In addition, RTMP isn’t compatible with many famous video players, such as HTML5. To play RTMP streams on HTML5 players, you’ll need a converter.
Another option is to use the Secure Reliable Transport (SRT) protocol. SRT offers a more stable and reliable live stream than RTMP. Even better, it’s open source and free to maintain development support.
RTMP Doesn’t Support High-res Video
Macromedia created the RTMP protocol for Flash Player. It is still used to transmit video from an encoder to an online host. However, it is no longer supported by Adobe.
RTMP is a TCP-based protocol that supports MP3 and AAC audio streams. It is also capable of splitting a stream into fragments. This is done to provide a fast and data-rich transmission.
RTMP is a reliable streaming protocol. However, it does not support high-res video. Many web players do not accept RTMP streams. To play RTMP content, you must convert it to an HTML5 format. You need to use a hardware video encoder if you wish to live stream in this format.
RTMP is also prone to losing quality when there are too much bandwidth or network issues. Nevertheless, RTMP is still very popular and is used by several broadcasters.
For last-mile delivery, RTMP is not as helpful as it was. HTTP-based protocols are preferred. These allow local web servers to cache streaming content. They also offer better scalability.
RTMP Streams Run Into Compatibility Issues
While RTMP is a popular streaming protocol, many users must know its limitations. For one, it’s not compatible with HTML5 video players. Another area for improvement is the low bandwidth and latency issues associated with this technology.

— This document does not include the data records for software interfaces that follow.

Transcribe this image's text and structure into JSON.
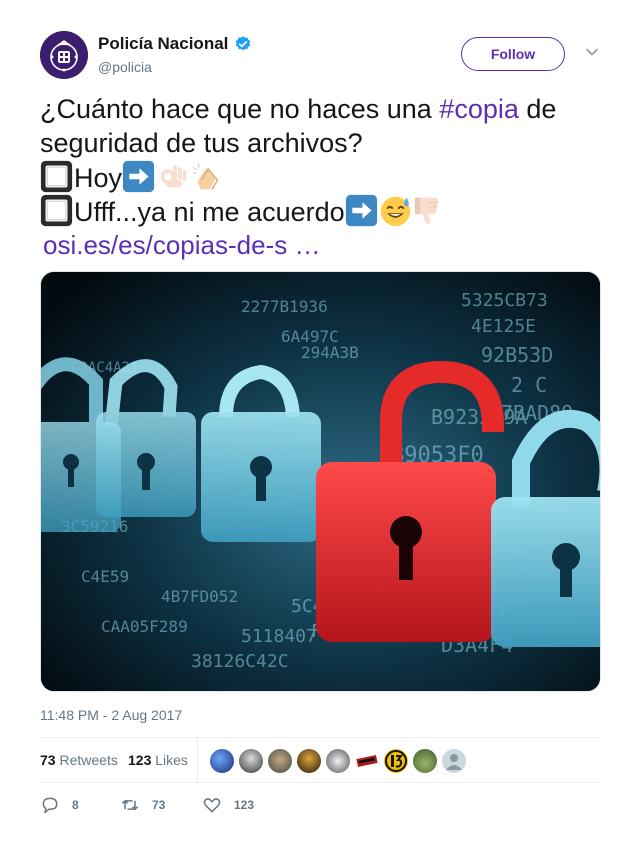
{
  "user": {
    "display_name": "Policía Nacional",
    "handle": "@policia",
    "verified_icon": "verified-badge-icon",
    "avatar_icon": "police-crest-avatar"
  },
  "follow_label": "Follow",
  "tweet": {
    "line1_a": "¿Cuánto hace que no haces una ",
    "hashtag": "#copia",
    "line1_b": " de",
    "line2": "seguridad de tus archivos?",
    "option1": "Hoy",
    "option2": "Ufff...ya ni me acuerdo",
    "link": "osi.es/es/copias-de-s …",
    "emojis": [
      "checkbox-icon",
      "right-arrow-icon",
      "ok-hand-icon",
      "clapping-hands-icon",
      "sweat-smile-icon",
      "thumbs-down-icon"
    ]
  },
  "media_alt_icon": "padlocks-binary-code-image",
  "timestamp": "11:48 PM - 2 Aug 2017",
  "stats": {
    "retweets_count": "73",
    "retweets_label": "Retweets",
    "likes_count": "123",
    "likes_label": "Likes"
  },
  "actions": {
    "replies": "8",
    "retweets": "73",
    "likes": "123"
  },
  "colors": {
    "accent": "#5c2fb5",
    "muted": "#657786",
    "verified": "#1da1f2"
  }
}
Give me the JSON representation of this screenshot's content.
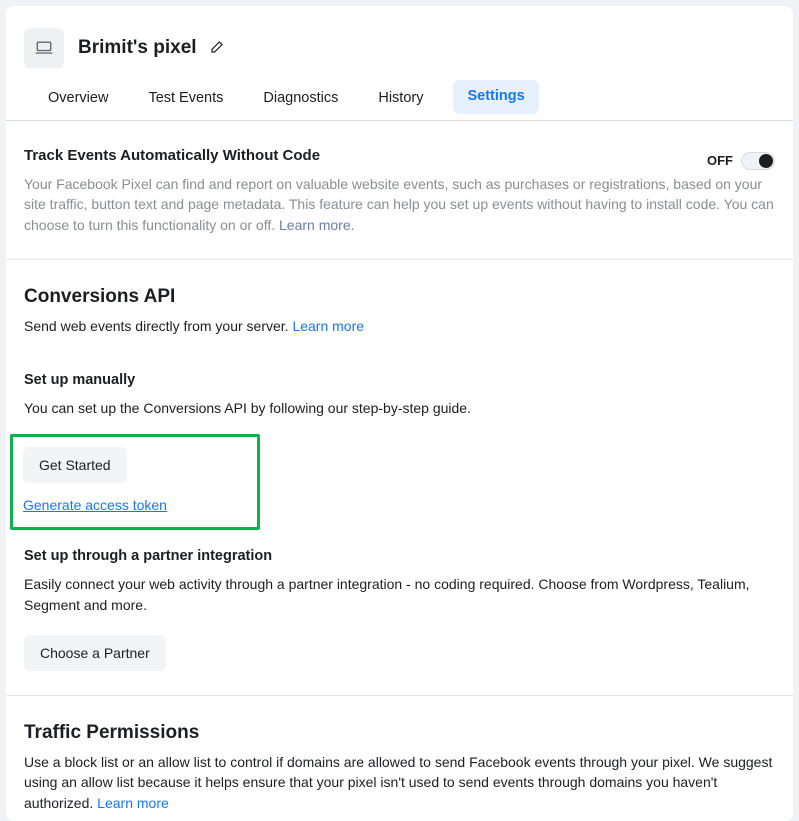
{
  "header": {
    "title": "Brimit's pixel"
  },
  "tabs": {
    "items": [
      "Overview",
      "Test Events",
      "Diagnostics",
      "History",
      "Settings"
    ],
    "activeIndex": 4
  },
  "track_events": {
    "heading": "Track Events Automatically Without Code",
    "toggle_label": "OFF",
    "toggle_state": "off",
    "description": "Your Facebook Pixel can find and report on valuable website events, such as purchases or registrations, based on your site traffic, button text and page metadata. This feature can help you set up events without having to install code. You can choose to turn this functionality on or off. ",
    "learn_more": "Learn more."
  },
  "conversions_api": {
    "heading": "Conversions API",
    "description": "Send web events directly from your server. ",
    "learn_more": "Learn more",
    "manual": {
      "heading": "Set up manually",
      "description": "You can set up the Conversions API by following our step-by-step guide.",
      "get_started_label": "Get Started",
      "generate_token_label": "Generate access token"
    },
    "partner": {
      "heading": "Set up through a partner integration",
      "description": "Easily connect your web activity through a partner integration - no coding required. Choose from Wordpress, Tealium, Segment and more.",
      "choose_partner_label": "Choose a Partner"
    }
  },
  "traffic_permissions": {
    "heading": "Traffic Permissions",
    "description": "Use a block list or an allow list to control if domains are allowed to send Facebook events through your pixel. We suggest using an allow list because it helps ensure that your pixel isn't used to send events through domains you haven't authorized. ",
    "learn_more": "Learn more"
  }
}
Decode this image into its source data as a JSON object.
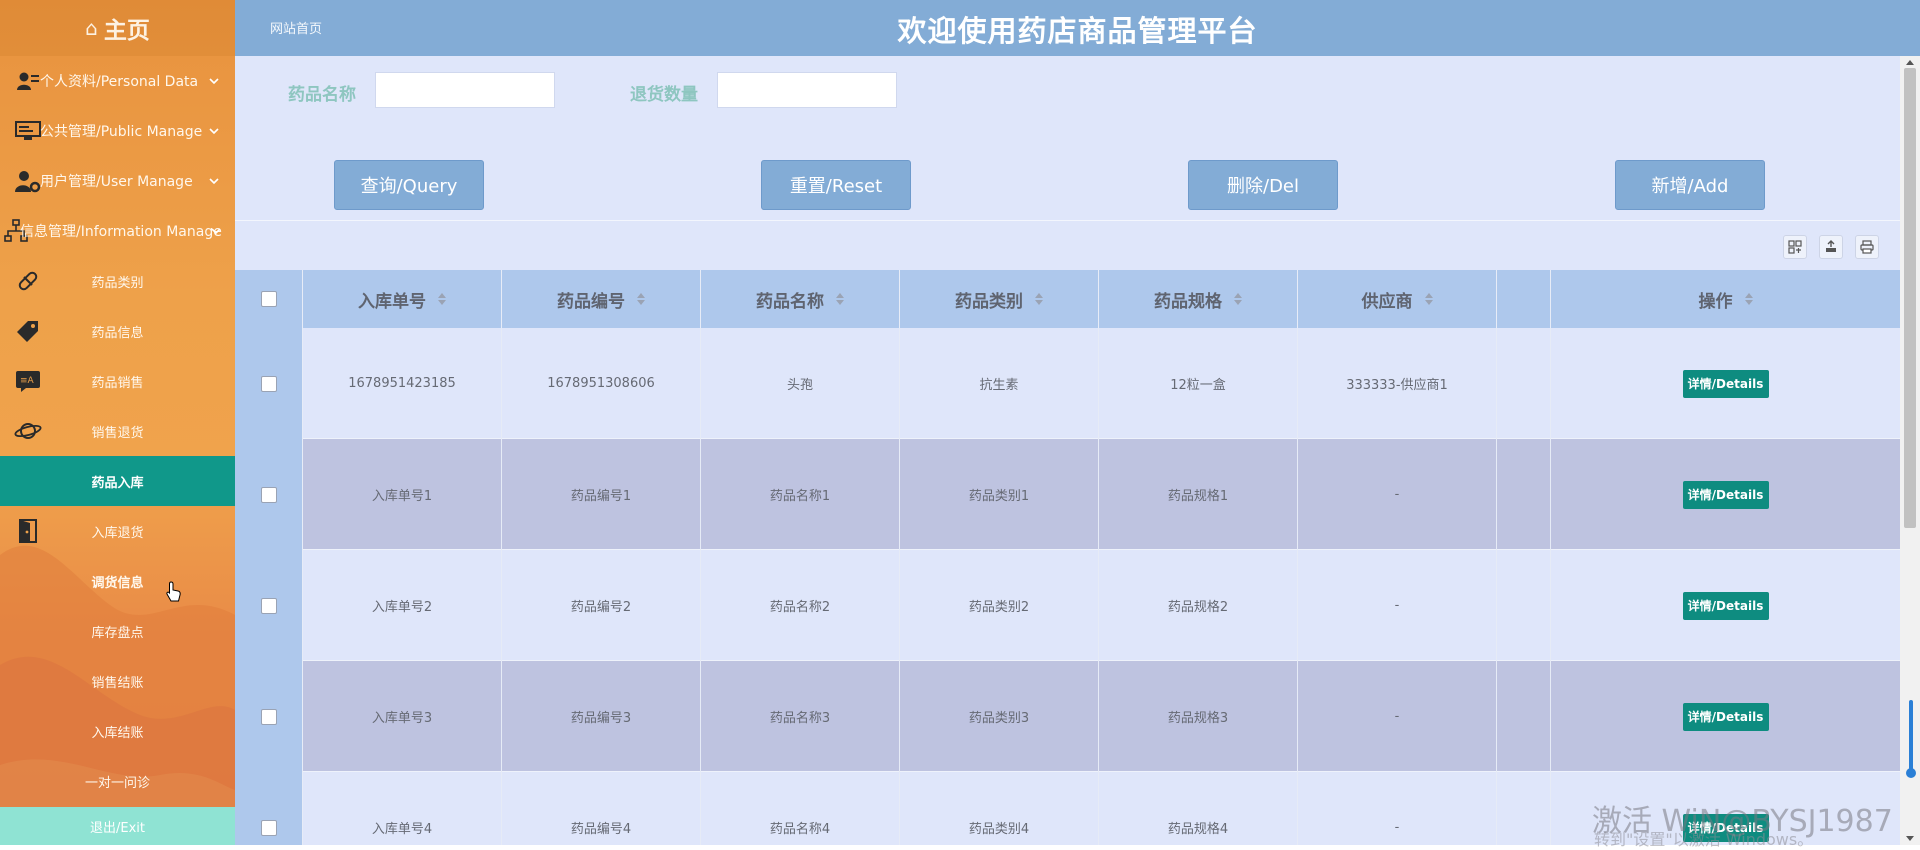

Low bandwidth and latency can interfere with a live streaming experience. To avoid these problems, RTMP should be paired with an enterprise Content Delivery Network (CDN) to ensure optimal performance.
Live-streamed video requires a steady connection between the client and the server. However, a newer, open-source streaming protocol called Secure Reliable Transport (SRT) is rising. SRT’s advantages include security and efficiency, as well as low latency.
In addition to its security benefits, SRT is device agnostic. It also offers a wide array of features, including error correction tools and privacy tools. These features enable SRT to maintain low latency streams on unreliable networks.
RTMP, however, does not provide error-correction methods. This is a primary concern for large enterprises broadcasting thousands of viewers.